In December 1776, the Battle of Trenton ended when more than 900 Hessian soldiers “agreed to lay down their arms,” Gen. George Washington later told John Hancock, president of the U.S. Congress. King George III had hired the Germans to help in suppressing the American Revolution.
Following their defeat at Trenton, many of these Germans were taken to Pennsylvania as prisoners of war. One of them was Johannes Schwalm, who after the war remained in the state and established a large family.. This week, one of the soldier’s descendants – N. Daniel Schwalm, a retired Line Mountain teacher – will tell members of the Northumberland County Historical Society about the experiences of his ancestor.

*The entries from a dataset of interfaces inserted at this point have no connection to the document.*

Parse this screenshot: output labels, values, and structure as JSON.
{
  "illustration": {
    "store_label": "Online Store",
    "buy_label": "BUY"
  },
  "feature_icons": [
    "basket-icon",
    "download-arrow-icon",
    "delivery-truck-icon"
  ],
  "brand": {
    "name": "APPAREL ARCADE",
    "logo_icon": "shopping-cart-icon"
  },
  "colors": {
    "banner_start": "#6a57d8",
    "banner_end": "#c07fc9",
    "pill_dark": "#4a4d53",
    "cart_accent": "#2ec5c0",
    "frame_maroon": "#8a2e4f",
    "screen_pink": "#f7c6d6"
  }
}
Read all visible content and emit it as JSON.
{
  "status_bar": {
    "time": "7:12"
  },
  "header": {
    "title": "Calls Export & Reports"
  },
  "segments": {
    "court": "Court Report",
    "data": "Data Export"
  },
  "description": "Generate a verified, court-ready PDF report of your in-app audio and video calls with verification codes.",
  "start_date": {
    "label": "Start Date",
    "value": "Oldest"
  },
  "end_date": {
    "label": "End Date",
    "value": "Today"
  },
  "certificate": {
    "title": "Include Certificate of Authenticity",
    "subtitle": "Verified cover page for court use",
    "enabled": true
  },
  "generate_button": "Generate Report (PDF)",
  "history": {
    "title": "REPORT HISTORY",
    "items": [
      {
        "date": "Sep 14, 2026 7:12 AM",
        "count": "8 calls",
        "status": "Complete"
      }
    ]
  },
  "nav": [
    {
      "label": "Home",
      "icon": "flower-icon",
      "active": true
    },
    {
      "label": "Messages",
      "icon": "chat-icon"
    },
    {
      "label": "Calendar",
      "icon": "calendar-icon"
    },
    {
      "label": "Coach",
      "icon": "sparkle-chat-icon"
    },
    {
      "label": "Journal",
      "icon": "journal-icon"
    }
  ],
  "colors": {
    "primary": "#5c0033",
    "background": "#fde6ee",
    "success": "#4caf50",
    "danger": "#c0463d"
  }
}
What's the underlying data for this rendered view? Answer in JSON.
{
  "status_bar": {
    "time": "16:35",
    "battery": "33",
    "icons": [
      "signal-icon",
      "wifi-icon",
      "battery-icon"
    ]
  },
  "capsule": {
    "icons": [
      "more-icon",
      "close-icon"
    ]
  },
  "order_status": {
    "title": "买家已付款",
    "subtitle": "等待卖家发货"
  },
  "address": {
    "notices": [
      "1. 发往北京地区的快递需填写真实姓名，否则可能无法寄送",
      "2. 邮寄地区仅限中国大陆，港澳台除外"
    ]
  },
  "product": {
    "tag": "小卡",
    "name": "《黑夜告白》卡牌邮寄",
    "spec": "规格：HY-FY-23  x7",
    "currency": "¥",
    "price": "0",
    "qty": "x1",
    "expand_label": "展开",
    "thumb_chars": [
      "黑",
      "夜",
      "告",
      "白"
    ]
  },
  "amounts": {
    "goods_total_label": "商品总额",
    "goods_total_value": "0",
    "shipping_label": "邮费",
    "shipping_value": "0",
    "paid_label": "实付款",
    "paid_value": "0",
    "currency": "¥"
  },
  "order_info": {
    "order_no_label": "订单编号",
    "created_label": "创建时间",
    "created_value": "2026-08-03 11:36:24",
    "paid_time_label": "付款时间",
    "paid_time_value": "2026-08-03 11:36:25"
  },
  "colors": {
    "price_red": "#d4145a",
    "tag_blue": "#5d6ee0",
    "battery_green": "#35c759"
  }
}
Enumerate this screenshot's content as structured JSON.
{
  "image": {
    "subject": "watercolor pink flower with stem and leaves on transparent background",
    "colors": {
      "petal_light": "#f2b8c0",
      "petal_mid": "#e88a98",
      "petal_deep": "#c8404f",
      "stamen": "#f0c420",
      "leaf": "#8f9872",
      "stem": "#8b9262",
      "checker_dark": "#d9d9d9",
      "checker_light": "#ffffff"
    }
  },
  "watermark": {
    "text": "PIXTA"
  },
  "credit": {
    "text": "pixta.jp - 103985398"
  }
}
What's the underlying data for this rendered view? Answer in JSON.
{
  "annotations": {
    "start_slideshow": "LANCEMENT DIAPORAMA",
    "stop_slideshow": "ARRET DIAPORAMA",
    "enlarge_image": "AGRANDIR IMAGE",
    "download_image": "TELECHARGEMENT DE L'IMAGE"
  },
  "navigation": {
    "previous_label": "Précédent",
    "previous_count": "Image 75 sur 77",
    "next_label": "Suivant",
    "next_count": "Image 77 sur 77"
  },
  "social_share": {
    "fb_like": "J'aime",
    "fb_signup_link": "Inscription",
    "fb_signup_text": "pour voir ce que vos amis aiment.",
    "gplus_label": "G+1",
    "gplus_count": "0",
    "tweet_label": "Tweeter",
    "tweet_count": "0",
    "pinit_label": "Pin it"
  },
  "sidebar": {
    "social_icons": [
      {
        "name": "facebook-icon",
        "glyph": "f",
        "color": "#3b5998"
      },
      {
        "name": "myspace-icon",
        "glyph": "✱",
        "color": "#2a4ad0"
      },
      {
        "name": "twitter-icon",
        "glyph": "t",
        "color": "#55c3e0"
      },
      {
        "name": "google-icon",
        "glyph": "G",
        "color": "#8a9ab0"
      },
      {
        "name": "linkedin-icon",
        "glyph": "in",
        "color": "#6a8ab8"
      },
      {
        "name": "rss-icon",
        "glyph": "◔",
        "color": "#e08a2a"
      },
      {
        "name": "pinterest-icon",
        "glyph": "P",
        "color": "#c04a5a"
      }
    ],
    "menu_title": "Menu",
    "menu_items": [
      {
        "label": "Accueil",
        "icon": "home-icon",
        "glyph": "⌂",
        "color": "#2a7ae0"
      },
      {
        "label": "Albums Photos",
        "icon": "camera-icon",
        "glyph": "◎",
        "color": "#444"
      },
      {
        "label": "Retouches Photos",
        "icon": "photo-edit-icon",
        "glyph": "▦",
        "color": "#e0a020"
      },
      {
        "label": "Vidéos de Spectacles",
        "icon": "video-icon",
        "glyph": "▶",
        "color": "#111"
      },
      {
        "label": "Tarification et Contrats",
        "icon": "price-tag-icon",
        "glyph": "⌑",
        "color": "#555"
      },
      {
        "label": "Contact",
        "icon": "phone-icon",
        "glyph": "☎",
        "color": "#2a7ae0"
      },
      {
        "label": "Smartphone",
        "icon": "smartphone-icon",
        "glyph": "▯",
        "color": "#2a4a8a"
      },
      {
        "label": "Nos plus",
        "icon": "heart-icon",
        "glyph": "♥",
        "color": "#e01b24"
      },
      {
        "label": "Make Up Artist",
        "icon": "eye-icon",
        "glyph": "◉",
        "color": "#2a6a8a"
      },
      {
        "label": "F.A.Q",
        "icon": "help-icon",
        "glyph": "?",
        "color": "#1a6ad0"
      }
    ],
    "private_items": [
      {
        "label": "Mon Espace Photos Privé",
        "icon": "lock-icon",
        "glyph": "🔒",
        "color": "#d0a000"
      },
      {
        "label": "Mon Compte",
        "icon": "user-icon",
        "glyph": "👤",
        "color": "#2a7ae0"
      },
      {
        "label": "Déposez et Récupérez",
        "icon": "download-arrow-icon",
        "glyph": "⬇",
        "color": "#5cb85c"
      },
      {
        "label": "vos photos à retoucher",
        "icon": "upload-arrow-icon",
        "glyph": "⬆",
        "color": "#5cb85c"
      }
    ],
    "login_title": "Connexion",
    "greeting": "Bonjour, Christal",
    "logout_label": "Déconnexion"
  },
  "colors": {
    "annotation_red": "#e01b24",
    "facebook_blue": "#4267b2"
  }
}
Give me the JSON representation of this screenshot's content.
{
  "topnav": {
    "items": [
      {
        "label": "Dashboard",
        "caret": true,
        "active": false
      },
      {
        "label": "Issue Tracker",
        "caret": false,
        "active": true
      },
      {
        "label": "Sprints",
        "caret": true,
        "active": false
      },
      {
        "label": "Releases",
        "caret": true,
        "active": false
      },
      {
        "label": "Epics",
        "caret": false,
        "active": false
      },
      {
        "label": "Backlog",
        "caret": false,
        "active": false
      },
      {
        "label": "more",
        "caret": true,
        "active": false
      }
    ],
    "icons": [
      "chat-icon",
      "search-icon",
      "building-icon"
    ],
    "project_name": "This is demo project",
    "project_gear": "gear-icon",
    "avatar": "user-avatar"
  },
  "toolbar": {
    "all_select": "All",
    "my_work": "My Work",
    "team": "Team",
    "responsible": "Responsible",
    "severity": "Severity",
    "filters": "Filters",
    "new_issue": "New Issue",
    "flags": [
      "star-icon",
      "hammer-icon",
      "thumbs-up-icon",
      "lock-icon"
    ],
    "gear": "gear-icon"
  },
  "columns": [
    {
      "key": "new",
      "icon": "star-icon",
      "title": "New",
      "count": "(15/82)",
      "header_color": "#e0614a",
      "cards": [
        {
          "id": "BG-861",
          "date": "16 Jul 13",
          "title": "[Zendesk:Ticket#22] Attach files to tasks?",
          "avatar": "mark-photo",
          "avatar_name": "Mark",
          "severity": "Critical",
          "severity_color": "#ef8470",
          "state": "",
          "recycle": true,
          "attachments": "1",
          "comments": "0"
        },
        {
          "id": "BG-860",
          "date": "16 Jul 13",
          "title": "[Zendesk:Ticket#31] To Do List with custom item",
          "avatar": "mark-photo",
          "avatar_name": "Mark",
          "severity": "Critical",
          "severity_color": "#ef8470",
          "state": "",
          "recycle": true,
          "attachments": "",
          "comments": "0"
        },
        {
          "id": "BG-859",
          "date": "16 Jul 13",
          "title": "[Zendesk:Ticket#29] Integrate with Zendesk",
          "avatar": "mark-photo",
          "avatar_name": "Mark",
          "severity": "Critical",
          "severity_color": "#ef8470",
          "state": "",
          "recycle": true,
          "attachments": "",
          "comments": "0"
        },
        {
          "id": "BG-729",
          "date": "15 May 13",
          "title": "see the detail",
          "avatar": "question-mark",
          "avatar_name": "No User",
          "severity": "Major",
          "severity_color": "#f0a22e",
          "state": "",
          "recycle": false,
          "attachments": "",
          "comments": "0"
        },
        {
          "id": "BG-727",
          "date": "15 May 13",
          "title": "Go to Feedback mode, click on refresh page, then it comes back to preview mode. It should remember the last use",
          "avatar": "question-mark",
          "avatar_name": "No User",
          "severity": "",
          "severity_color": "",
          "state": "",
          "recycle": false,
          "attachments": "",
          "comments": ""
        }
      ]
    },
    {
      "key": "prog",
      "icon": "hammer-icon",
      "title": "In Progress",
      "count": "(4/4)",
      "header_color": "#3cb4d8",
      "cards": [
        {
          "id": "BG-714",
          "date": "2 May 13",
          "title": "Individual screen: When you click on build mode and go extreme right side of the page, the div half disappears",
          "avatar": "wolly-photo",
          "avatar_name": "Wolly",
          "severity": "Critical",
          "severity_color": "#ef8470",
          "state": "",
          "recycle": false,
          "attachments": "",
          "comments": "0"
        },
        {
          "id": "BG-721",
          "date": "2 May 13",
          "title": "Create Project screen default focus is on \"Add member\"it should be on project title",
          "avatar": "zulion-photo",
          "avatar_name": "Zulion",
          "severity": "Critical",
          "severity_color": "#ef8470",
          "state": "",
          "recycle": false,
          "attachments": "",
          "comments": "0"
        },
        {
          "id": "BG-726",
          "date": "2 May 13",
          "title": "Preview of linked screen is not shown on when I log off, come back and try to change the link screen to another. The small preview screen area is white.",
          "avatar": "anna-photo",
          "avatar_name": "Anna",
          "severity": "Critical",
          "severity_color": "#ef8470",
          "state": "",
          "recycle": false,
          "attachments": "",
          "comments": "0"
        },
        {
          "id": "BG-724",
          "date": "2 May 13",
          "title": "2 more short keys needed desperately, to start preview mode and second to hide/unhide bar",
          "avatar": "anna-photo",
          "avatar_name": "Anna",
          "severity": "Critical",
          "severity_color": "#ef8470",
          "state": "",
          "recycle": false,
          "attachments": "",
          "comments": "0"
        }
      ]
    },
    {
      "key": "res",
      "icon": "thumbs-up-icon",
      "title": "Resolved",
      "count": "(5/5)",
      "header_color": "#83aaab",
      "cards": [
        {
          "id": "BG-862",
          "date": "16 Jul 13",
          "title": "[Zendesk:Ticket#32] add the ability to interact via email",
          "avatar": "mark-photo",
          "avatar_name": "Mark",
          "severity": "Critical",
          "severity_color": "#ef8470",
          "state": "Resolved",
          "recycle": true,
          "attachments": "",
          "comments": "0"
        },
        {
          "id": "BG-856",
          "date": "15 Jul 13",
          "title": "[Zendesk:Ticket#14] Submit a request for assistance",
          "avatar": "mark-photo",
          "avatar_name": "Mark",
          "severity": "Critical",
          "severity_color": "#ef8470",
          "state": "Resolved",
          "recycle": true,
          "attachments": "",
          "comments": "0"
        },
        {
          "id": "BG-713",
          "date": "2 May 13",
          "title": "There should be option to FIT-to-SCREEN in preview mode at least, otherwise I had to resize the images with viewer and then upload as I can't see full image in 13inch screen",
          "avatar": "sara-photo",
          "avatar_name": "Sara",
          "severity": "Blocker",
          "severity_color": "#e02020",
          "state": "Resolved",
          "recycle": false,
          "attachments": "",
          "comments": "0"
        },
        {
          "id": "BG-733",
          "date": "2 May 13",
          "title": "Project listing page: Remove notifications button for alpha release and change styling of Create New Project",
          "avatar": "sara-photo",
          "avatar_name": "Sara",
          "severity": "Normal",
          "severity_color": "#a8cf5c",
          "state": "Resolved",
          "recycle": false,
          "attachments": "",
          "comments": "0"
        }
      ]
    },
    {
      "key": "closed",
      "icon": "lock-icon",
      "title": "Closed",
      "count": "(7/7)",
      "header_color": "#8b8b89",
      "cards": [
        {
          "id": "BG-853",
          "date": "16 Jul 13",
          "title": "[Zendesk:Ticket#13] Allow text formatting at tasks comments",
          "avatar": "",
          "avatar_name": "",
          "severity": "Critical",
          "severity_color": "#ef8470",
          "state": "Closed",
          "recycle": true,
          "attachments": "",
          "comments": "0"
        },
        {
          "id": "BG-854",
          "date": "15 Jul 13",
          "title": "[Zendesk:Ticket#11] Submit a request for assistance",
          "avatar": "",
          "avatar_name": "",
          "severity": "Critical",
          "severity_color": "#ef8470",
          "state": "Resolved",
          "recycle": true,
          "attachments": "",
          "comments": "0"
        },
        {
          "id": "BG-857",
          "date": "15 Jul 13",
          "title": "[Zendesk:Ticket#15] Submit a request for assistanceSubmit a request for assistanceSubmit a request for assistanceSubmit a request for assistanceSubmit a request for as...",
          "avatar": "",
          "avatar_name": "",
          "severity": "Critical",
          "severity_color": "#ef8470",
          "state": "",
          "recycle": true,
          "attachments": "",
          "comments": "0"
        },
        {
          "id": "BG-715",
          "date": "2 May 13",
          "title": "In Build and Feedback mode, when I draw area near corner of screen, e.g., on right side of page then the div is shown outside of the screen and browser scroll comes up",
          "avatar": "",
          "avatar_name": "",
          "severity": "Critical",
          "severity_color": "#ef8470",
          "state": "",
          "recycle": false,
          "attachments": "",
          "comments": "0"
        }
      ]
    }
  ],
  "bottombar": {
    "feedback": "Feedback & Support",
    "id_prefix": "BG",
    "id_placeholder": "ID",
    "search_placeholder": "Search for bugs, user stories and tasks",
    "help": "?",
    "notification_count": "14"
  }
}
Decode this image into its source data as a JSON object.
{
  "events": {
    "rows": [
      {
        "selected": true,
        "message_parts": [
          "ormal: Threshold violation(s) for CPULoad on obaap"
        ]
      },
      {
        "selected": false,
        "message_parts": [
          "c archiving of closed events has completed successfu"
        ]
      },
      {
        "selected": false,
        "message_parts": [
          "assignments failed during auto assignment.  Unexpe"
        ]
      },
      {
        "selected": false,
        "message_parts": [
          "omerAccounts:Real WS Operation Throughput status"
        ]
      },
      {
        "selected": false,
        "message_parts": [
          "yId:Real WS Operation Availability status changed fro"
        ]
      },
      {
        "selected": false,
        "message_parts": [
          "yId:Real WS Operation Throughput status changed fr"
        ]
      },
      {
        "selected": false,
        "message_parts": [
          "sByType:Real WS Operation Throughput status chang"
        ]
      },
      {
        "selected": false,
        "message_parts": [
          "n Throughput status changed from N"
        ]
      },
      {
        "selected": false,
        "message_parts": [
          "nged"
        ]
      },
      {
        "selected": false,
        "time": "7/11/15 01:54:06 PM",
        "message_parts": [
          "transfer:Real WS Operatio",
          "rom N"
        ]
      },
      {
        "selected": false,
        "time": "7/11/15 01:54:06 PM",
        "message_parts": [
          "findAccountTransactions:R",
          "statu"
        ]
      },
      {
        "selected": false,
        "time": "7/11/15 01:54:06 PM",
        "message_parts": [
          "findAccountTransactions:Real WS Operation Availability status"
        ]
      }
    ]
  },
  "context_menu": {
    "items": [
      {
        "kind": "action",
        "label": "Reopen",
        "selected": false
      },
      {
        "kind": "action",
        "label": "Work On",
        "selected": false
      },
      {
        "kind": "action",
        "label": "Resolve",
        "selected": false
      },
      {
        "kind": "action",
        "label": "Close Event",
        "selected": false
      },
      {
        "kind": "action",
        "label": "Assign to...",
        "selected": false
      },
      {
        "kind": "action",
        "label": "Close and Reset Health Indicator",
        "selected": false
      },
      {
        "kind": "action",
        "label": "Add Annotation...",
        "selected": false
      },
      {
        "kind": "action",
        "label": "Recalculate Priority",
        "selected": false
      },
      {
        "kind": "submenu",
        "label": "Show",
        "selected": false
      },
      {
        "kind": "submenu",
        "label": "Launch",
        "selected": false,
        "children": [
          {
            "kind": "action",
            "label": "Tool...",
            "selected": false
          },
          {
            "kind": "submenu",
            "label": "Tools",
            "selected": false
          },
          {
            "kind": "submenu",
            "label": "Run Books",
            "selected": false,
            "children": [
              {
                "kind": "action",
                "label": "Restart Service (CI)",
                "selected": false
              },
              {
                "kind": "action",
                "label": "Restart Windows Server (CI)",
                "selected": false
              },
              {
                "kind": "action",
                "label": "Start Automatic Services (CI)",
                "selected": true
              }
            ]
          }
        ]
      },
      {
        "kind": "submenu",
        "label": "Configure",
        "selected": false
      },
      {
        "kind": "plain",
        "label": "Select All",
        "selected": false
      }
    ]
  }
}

A long-time officer of the Johannes Schwalm Historical Association (JSHA), the Shamokin resident will speak at the society’s meeting on Thursday, May 16. The public is invited to attend the free program, which will begin at 7 p.m. at the society’s headquarters at 1150 N. Front St., Sunbury.
“My plan is to share the history of JSHA and the story of Johannes Schwalm and to encourage others of Hessian descent to document and share their stories,” said Schwalm, who contributed to the association’s 1977 book, “Johannes Schwalm, The Hessian.”
Many of the former POWs settled among the Pennsylvania Germans who lived in lower Northumberland County. The Stone Valley Cemetery near Dalmatia is said to have “the highest number of Hessian soldiers … of anywhere in the USA,” Schwalm said.
“The more I work with genealogies, the more I discover that birds of feather flocked together and inevitably during the first two generations in America, intermarriages with one or more other Hessian families occurred,” he said.
Schwalm said that there may be many other families in the region whose ancestors include a Hessian soldier. “In my mind we have only touched the tip of the iceberg in documenting other families’ Hessian stories locally,” he said.
Schwalm said that the JSHA is a non-profit organization dedicated to researching, collecting and disseminating data relating to German auxiliaries to the British Crown who fought in the Revolution and to their descendants. All objects, documents, books and materials owned by the association are available for research and examination, subject to their normal rules of access at Martin Library of the Sciences, Franklin and Marshall College in Lancaster.
For more information, visit 570-286-4083.or call